The resounding response is that we would do it, and so have our parents and grandparents for many generations sacrificed their very lives when put to the test. This formidable and vigorous energy within us was bequeathed to us by Avraham when he was put to the test with his son Yitzchak. This is the same Avraham who accepted the challenge from Hashem that we would be submitted to subsequent difficulties and yet we would overcome those obstacles and build a nation that would be glorious and magnificent.

This is perhaps best summed up with the mitzvah of the Afikomen. The taste of the bread of affliction which also symbolizes the bread of freedom, devoid of all extraneous ingredients, remains in our mouths the entire night. Even when we experience the weight of exile and the darkness of oppression, we recall our miraculous deliverance and look forward to the dawn when we will witness the revelation of Hashem’s greatness, the recital of Shema, our acceptance of Hashem’s inimitable supremacy.


Joke of the Week


A Question for the Rabbis

The Jews in Egypt obtained sheep for their Passover offering, and although this was extremely offensive to the Egyptians due to their veneration of sheep, miraculously there were no reprisals against the Jews. This miracle is commemorated on the Shabbat preceding Passover. As the Code of Jewish Law states, “The Shabbat before Passover is called Shabbat Hagadol (the Great Sabbath) because of the miracle that occurred on that day” (Orach Chaim 430:1). A rabbi was asked what practical outcome arises from this ruling of the Code of Jewish Law. The only “law” that is stated here is that the Shabbat is called “Shabbat Hagadol”! The answer he gave is that there is significance even in the terms we use to describe a day. The way we speak is not only an outcome of what we think, but also affects how we think. Jewish law tells us to describe this Shabbat in a specific way, in order to impact our thoughts about that day.



Although we were enslaved in Egypt, we endeavored to retain as much of our heritage as possible. We did not change our names, our mode of dress or our language.
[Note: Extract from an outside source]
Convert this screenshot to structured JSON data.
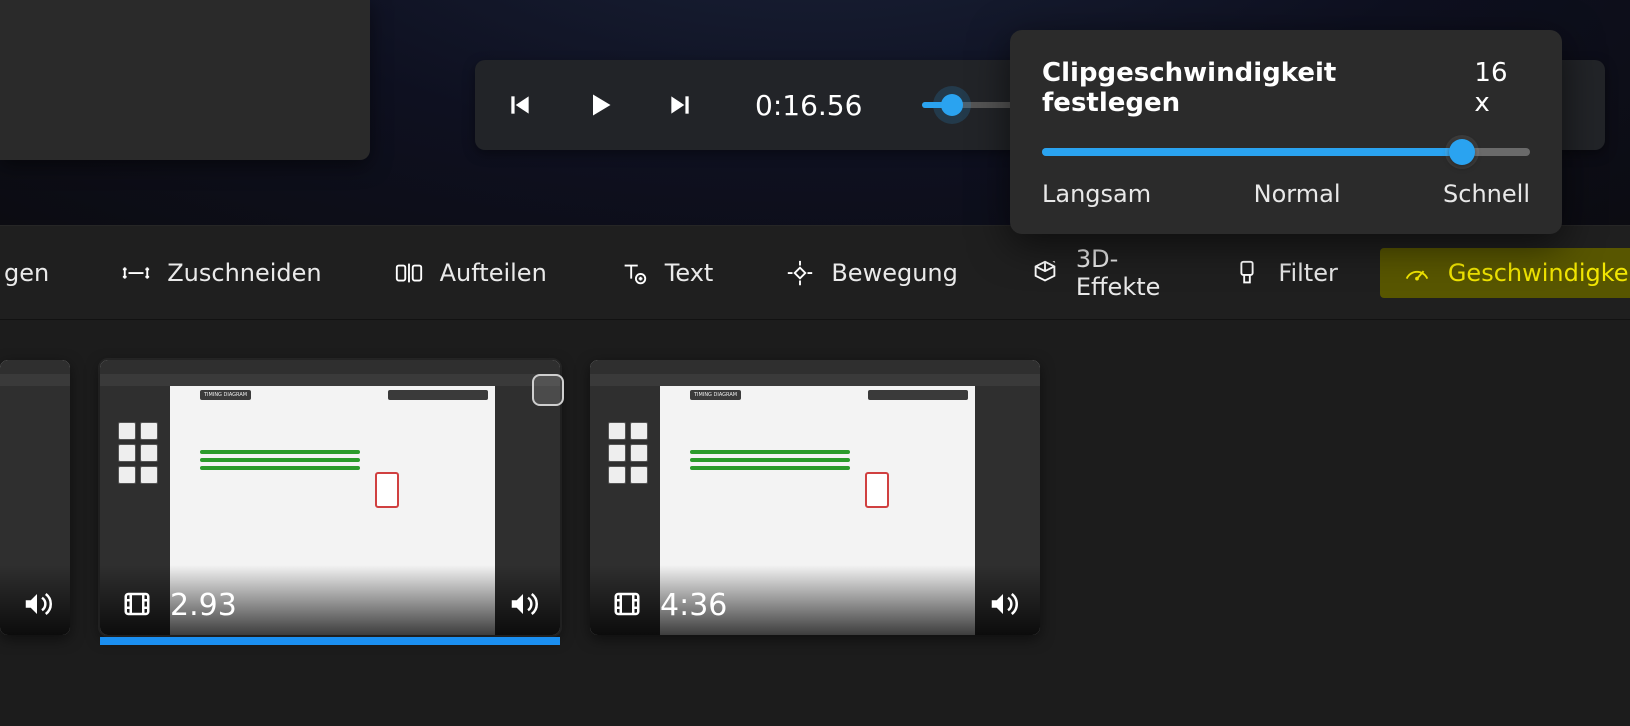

We were not fully absorbed into the culture of the land.  The lesson for us is that we must always maintain our distinctiveness as Jews despite the imposing ‘standards’ that surround us.